Posts Tagged ‘RAM’

What Makes a Fast Computer?

Thursday, December 17th, 2009

I’m sure you’ve all looked at computers or laptops, at some point, and wondered just what made one faster than the other. What are all those numbers? Why is the salesperson spewing gobbledygook at me?

For the past number of years, CPU (the processor) has been touted as the way to measure the power of a machine. The Intel really pushed this for its Pentium IV, which rated at speed of 3 GHz and beyond.
So, what is the processor? Simply put, it does the math needed to calculate where things go, what a program is supposed to do, and what should come out of a program’s operations. It is the part of the computer that Does the Stuff.
Here’s the kicker: Most of the time, the CPU isn’t actually doing anything. Unless you’re playing a new video game, or rendering fractals, or participating in protein-folding experiments, or otherwise doing things involving large amounts of operations, your CPU isn’t all that important. It just needs some overhead for when things do need to be processed, such as when you move windows around or open a new program. I’ve found that 1.6 GHz is perfectly fine for daily use, and doesn’t usually max out.

What do the other things do, then?

RAM is the computer’s short-term memory, which can be likened to a desk it uses to spread out its papers and work on things. When you open a file, the computer will put that file in RAM so that you can change bits of that file without having to wait for the hard-drive.
Your computer doesn’t actually use much RAM. If you have a lot of programs in the background (such as email, instant messengers, and various option panels), it can load up almost 1 GB of RAM. Windows XP and Windows 7 need about 1GB to function well, and 2GB is about all you’ll really need, if you open a lot of images or programs or internet tabs.

In case you’re wondering, DDR3 is faster than DDR2, and uses less power (a plus for laptops), but isn’t strictly necessary for you.

Hard-Disk Drives (HDDs) hold your data. HDDs today hold anywhere from 160GB to 2000GB (2TB). The biggest users of disk space are movies, some of which are so big they won’t even fit on two DVDs. Music takes less, but even a small library of music can take up 5GB of room. If you have a tremendous music collection, or have a handful of TV shows or movies, you’ll need a large hard-drive. If you don’t keep many videos and only have a small collection of music, you’ll be perfectly fine with 160GB. I’d recommend an external hard-drive for those sharable movies, music, and pictures.

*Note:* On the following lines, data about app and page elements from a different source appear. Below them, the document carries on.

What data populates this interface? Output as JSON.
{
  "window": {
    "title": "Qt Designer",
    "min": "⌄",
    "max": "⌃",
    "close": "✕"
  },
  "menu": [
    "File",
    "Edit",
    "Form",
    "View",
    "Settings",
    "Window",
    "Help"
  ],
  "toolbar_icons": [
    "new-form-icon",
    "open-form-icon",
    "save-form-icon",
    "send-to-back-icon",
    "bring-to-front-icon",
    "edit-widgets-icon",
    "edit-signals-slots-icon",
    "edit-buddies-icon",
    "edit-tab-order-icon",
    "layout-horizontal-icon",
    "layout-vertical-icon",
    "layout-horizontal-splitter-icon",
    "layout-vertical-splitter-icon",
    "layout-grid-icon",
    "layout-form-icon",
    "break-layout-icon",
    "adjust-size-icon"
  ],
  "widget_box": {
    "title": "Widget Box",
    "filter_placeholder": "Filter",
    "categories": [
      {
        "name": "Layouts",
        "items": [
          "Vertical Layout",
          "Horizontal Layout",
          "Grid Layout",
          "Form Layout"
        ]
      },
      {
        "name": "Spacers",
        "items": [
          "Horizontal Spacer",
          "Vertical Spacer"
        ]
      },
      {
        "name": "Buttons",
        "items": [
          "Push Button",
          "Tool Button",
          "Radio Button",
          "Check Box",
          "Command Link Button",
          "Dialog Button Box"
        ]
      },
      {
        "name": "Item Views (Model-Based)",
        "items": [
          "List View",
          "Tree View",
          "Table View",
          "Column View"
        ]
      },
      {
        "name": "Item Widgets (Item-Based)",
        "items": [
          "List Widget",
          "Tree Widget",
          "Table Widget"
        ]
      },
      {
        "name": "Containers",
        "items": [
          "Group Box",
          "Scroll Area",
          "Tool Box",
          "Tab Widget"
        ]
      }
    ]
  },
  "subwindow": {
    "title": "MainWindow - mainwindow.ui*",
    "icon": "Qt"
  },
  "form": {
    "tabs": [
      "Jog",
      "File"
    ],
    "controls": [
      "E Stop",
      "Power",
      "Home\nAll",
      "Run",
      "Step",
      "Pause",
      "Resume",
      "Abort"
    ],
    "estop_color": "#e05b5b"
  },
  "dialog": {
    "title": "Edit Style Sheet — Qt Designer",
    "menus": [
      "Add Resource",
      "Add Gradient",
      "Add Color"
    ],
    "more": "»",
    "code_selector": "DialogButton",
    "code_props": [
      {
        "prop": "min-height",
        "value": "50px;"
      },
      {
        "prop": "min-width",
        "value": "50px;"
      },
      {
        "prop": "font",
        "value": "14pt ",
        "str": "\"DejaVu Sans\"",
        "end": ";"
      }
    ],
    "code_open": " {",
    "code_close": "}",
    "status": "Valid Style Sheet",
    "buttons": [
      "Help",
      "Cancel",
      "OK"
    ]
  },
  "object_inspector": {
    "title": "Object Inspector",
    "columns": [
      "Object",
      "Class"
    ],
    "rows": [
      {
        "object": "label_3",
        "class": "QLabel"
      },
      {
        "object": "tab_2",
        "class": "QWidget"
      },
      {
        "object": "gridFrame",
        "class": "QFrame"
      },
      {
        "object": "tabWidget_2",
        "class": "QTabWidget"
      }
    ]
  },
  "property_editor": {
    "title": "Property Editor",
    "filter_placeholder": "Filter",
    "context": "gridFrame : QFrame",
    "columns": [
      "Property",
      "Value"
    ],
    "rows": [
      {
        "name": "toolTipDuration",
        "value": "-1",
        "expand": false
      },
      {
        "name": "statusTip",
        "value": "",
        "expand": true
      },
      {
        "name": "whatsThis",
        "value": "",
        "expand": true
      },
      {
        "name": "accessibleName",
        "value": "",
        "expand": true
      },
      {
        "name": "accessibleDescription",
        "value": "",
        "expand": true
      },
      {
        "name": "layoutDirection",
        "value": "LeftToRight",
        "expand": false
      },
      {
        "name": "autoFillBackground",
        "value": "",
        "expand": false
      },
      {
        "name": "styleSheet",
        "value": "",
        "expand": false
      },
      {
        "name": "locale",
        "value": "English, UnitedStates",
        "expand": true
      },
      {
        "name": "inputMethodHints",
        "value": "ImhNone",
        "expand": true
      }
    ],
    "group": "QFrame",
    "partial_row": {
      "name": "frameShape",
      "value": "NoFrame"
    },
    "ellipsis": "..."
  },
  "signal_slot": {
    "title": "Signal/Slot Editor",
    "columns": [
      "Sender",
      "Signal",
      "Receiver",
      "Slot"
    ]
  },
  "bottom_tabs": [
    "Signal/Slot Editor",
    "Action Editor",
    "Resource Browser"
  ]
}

The main bottle-neck on your system, though, is probably your hard-drive. The newer hard-drives can handle 80 MB of data every second, which means it takes over ten seconds to fill up 1GB of RAM with data from the hard-drive. If you’ve got an older computer, it could take ten times that length of time, and you’ll be waiting a few minutes for your computer to come out of Hibernation mode.
Worse yet, because disks have to spin around to find bits of data, trying to find two things at once ruins the speed of the disk. Considering that the computer writes little bits of data every few seconds, you almost never get the full speed of the drive.

So how do I speed this up?

The answer is Solid-State Drives (SSDs). These drives hold a lot less for their price, but they’ll give you a fantastic experience. They are:

  • Up to four times faster
  • A lot quicker at finding data
  • Shake-proof
  • More power-efficient
  • Lighter (for you laptop owners out there)
  • A few other things you won’t find interesting

An SSD will completely take away those little starts and stops you get with HDDs, because it doesn’t have to move an arm across a spinning disk to find data. Because there are no magnets or spinning plates of metal in an SSD, it’s not as heavy and uses less power. It’s got chips, instead, which can get data from different places a lot easier, and is limited by the speed of electrons instead of the speed of a metal arm.

SSDs are only just reaching maturity. The new Intel SSDs are 80GB for $250, but that’s the top quality. Kingston has an easy kit for only a little more than a hundred dollars. It doesn’t have the sheer speed, but it still beats any hard-disk.

Expect the pricing to come down over the next year. Let the old stock quietly file out of the retailer’s shelves, and the other brands pick up the newest technologies, and we’ll see some wide-spread use in the next little while.